(Beginning of DATA)

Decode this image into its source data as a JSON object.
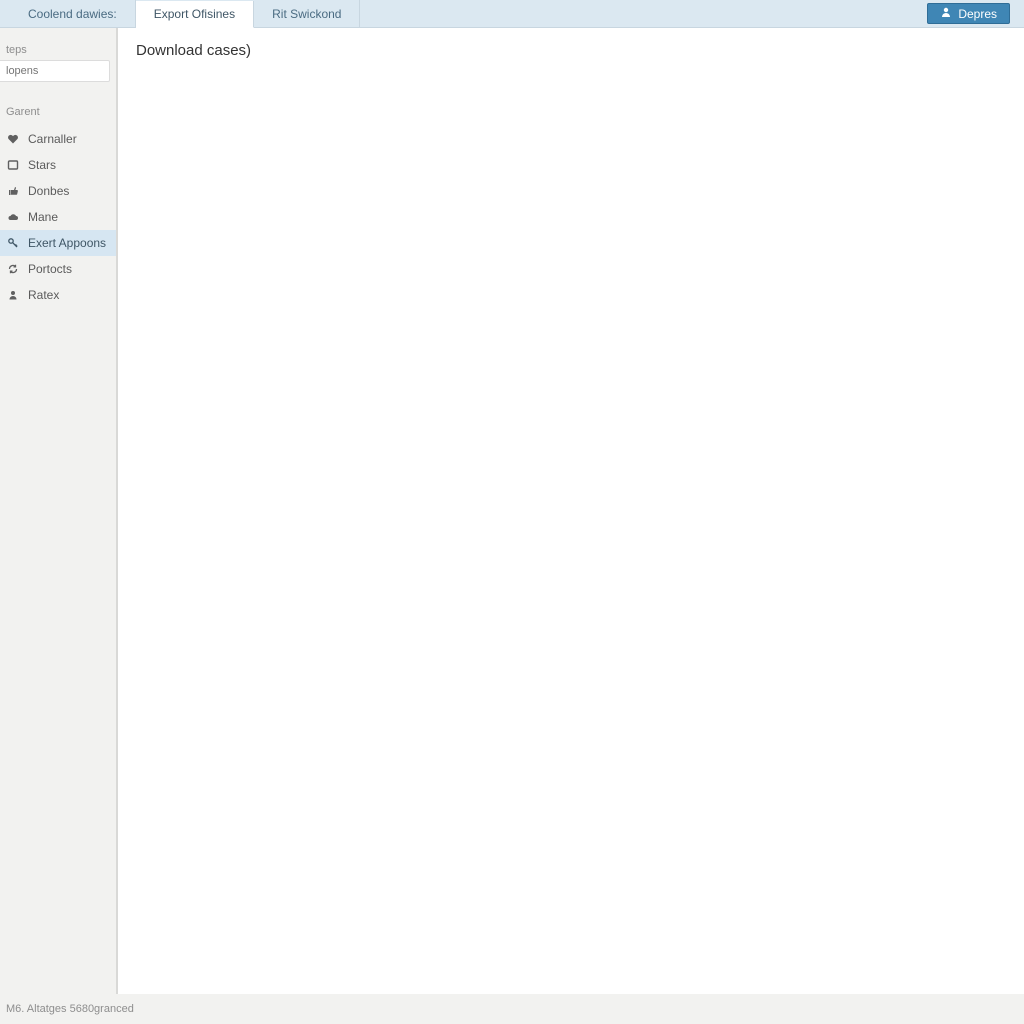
{
  "tabs": [
    {
      "label": "Coolend dawies:",
      "active": false
    },
    {
      "label": "Export Ofisines",
      "active": true
    },
    {
      "label": "Rit Swickond",
      "active": false
    }
  ],
  "header_button": {
    "label": "Depres"
  },
  "sidebar": {
    "search_section_label": "teps",
    "search_placeholder": "lopens",
    "nav_header": "Garent",
    "items": [
      {
        "label": "Carnaller",
        "icon": "heart",
        "selected": false
      },
      {
        "label": "Stars",
        "icon": "square",
        "selected": false
      },
      {
        "label": "Donbes",
        "icon": "thumbsup",
        "selected": false
      },
      {
        "label": "Mane",
        "icon": "cloud",
        "selected": false
      },
      {
        "label": "Exert Appoons",
        "icon": "key",
        "selected": true
      },
      {
        "label": "Portocts",
        "icon": "refresh",
        "selected": false
      },
      {
        "label": "Ratex",
        "icon": "person",
        "selected": false
      }
    ]
  },
  "main": {
    "title": "Download cases)"
  },
  "statusbar": {
    "text": "M6. Altatges 5680granced"
  }
}
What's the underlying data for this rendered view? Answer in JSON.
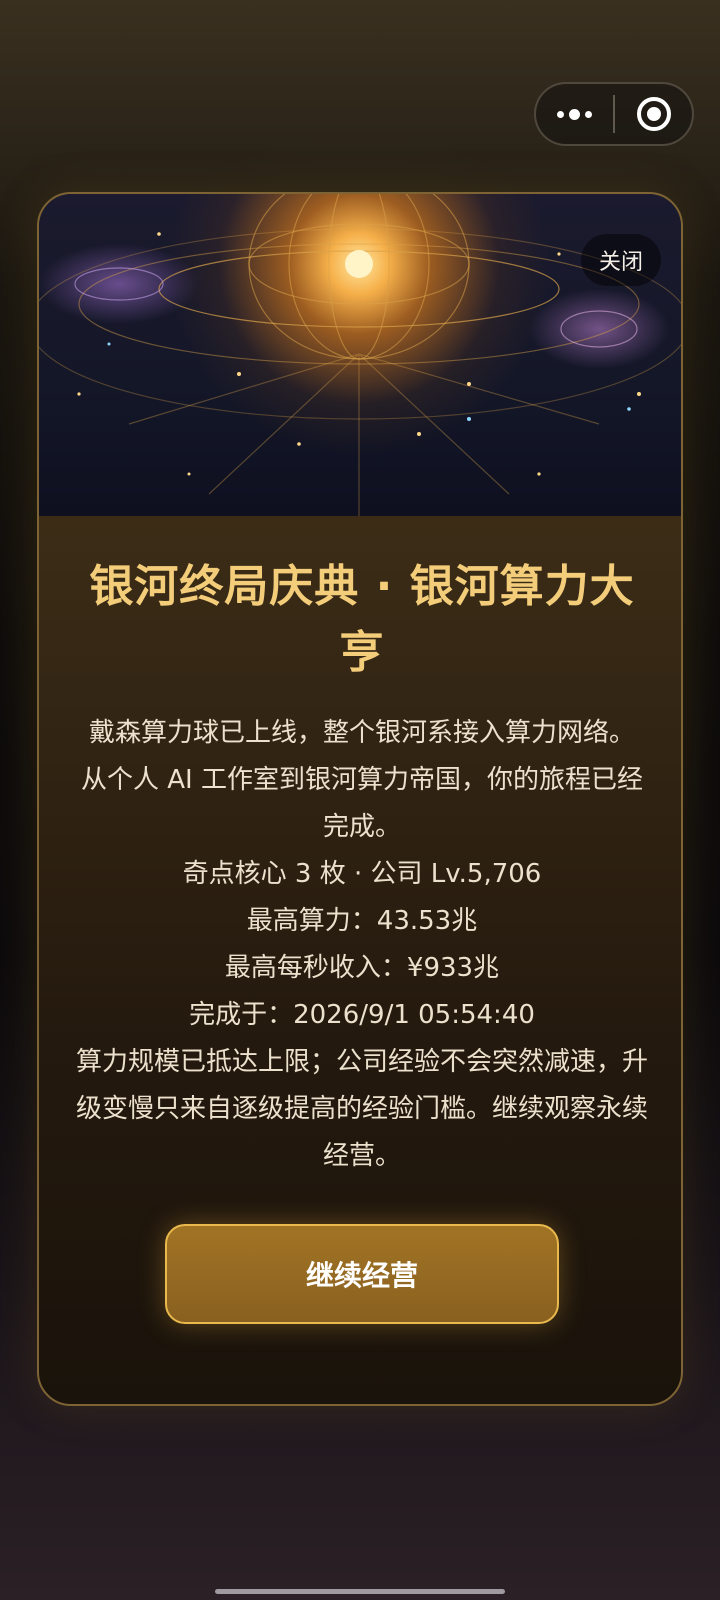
{
  "capsule": {
    "more_icon": "more-dots-icon",
    "close_icon": "target-circle-icon"
  },
  "hero": {
    "image": "galaxy-dyson-sphere-illustration",
    "close_label": "关闭"
  },
  "dialog": {
    "title": "银河终局庆典 · 银河算力大亨",
    "lines": [
      "戴森算力球已上线，整个银河系接入算力网络。",
      "从个人 AI 工作室到银河算力帝国，你的旅程已经完成。",
      "奇点核心 3 枚 · 公司 Lv.5,706",
      "最高算力：43.53兆",
      "最高每秒收入：¥933兆",
      "完成于：2026/9/1 05:54:40",
      "算力规模已抵达上限；公司经验不会突然减速，升级变慢只来自逐级提高的经验门槛。继续观察永续经营。"
    ],
    "button_label": "继续经营"
  },
  "colors": {
    "accent_gold": "#f3cd7a",
    "button_border": "#e9b94e",
    "button_fill": "#a17424",
    "card_border": "#7e6434"
  }
}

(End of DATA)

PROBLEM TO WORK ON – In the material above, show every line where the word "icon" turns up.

RESPONSE FOR THIS EXERCISE –
        "icon": "heart",
        "icon": "square",
        "icon": "thumbsup",
        "icon": "cloud",
        "icon": "key",
        "icon": "refresh",
        "icon": "person",
    "more_icon": "more-dots-icon",
    "close_icon": "target-circle-icon"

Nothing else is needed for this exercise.